flower bud initiation in Amaryllis and Nerine

Jim McKenney jamesamckenney@verizon.net
Sun, 14 Jun 2015 13:26:24 PDT
Nathan, maybe the answer isn't out there after all. We've been trying, without dependably repeatable success,  to grow Amaryllis belladonna here on the East Coast for over two hundred years. I would think that if someone had  hit on the answer, it would have spread like wildfire and be readily found in the literature.The bulbs are commonly sold in local garden centers yearly: by now, thousands of them must have been planted in our gardens. So if there are floral biologists out there who know the answers but do not deign to answer these questions, then I say shame on them!

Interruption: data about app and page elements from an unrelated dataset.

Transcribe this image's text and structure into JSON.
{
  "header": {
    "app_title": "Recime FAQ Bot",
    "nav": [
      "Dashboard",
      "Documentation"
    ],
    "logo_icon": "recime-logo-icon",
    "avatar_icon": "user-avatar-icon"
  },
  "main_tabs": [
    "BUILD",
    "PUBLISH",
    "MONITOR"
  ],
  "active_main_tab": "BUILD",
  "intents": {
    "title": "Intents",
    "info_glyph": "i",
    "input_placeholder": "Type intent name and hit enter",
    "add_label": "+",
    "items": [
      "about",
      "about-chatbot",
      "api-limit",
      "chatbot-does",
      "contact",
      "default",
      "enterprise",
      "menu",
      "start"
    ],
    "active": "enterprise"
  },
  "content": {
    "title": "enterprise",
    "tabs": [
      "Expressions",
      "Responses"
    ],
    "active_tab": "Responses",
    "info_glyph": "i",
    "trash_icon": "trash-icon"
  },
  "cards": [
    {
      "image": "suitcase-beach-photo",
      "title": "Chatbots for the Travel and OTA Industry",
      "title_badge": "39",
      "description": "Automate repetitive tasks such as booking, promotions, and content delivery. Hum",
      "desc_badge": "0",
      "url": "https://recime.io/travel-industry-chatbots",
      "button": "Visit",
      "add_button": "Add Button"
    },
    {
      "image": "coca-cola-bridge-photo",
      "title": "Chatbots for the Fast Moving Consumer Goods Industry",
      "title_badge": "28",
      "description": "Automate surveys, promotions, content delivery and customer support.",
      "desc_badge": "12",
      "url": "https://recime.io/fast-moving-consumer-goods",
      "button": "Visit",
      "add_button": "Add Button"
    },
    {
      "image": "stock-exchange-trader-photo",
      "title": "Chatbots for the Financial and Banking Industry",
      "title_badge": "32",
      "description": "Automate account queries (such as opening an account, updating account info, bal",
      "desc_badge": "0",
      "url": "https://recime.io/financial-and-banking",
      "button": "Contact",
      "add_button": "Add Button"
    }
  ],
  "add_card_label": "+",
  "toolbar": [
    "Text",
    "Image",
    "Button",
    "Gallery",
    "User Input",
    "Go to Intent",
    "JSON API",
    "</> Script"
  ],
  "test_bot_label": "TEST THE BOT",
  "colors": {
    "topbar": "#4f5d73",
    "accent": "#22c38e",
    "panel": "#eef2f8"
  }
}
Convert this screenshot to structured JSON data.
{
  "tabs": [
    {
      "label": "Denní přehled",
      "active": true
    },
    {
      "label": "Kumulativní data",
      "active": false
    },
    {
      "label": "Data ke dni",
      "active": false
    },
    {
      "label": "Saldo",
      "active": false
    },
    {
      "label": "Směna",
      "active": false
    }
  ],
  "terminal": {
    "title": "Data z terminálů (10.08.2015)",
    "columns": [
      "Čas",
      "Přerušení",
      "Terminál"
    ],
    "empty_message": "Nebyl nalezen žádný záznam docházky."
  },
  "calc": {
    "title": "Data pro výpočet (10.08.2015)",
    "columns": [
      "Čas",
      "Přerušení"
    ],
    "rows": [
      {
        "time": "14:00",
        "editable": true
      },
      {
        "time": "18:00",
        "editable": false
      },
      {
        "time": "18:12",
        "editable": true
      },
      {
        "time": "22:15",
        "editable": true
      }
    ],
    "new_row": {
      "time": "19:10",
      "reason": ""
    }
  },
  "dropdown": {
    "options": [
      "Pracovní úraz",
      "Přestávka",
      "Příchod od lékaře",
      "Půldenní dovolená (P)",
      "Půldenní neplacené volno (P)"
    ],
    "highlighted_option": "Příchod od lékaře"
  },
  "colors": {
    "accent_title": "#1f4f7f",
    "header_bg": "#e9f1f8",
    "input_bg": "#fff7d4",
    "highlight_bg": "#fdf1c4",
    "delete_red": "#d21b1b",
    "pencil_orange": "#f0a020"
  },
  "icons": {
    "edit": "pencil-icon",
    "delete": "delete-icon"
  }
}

Although until proven wrong, I'll prefer to believe that they don't really know the answers (rather than believing that they are the furtive, elitist, selfish information hoarders you describe). What kind of person who, on becoming aware of a situation where they might be able to contribute to the betterment of things, turns their back and walks away?
I've been participating in this on line group since 2004, and one of the things which keeps me here is the freedom with which good information is unstintingly exchanged. 

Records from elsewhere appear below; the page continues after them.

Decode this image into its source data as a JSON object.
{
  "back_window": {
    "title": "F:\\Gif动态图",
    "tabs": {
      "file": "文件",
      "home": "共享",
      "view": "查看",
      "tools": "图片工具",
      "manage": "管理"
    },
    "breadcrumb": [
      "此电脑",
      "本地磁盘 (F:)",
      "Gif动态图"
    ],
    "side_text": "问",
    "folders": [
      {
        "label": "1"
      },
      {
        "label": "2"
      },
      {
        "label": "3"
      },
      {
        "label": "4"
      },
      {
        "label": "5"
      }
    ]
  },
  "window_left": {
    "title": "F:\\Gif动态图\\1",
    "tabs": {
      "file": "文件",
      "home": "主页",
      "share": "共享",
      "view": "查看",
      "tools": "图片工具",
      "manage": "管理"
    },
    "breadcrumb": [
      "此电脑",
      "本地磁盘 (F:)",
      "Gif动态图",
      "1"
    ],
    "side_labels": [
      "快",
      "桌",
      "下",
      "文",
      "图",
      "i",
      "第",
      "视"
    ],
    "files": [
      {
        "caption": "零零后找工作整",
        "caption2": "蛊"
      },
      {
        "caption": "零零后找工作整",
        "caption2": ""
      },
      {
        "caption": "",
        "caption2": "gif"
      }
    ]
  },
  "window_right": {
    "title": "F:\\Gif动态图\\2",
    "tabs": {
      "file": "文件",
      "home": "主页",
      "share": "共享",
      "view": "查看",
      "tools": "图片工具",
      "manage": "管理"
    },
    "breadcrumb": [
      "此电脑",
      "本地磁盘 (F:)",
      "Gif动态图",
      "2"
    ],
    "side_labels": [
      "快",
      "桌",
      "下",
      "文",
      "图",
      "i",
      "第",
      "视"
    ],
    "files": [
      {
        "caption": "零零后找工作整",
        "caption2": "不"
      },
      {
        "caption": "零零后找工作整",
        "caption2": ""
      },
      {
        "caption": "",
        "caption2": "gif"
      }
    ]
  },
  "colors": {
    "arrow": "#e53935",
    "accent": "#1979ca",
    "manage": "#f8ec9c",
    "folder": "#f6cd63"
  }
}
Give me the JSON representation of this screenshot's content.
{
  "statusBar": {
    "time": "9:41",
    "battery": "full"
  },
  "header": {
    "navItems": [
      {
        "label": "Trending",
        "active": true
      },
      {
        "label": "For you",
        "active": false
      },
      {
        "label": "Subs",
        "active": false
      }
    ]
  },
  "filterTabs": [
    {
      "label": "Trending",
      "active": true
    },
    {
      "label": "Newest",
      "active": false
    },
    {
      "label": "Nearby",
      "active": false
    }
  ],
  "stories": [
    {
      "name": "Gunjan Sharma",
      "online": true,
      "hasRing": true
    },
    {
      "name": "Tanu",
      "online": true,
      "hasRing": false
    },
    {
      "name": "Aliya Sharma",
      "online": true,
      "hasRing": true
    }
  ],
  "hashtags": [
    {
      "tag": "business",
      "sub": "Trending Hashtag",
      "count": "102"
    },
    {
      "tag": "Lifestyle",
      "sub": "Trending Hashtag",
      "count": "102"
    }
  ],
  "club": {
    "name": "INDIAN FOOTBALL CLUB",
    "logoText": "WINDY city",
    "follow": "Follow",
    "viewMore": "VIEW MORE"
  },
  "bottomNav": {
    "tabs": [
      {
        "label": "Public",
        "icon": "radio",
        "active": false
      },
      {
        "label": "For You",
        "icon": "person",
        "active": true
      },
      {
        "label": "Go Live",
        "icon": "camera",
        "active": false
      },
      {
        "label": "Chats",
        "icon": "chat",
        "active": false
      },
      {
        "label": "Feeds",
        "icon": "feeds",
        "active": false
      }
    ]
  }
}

And really Nathan, if you are not trying to offend anyone, why does your evaluation of the level of sophistication of the current discussion attempt to utilize such disparaging comparisons (re-inventing the wheel? unsophisticated taste in planting?) You've succeeded in making your pals in the world of floral biology sound like haughty snobs unwilling to stoop to our level.   I think you owe them an apology. 
Jim McKenneyMontgomery County, Maryland, USA, USDA zone 7, where I guess it's time to get out and buy some pink flamingos: they'll be lovely next to the Amaryllis belladonna if it ever blooms.     

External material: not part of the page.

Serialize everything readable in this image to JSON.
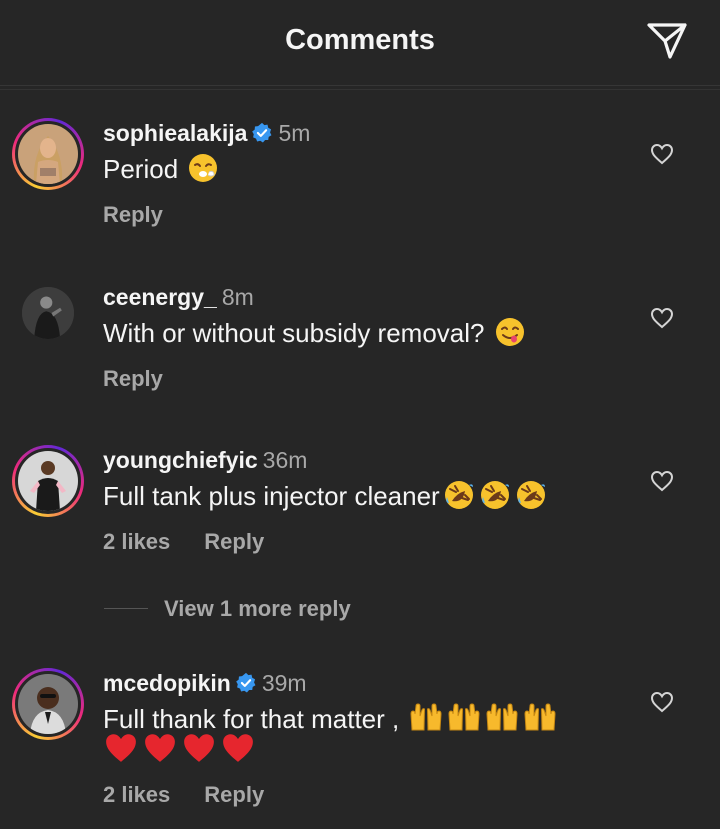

pbs mailing list

More information about the pbs mailing list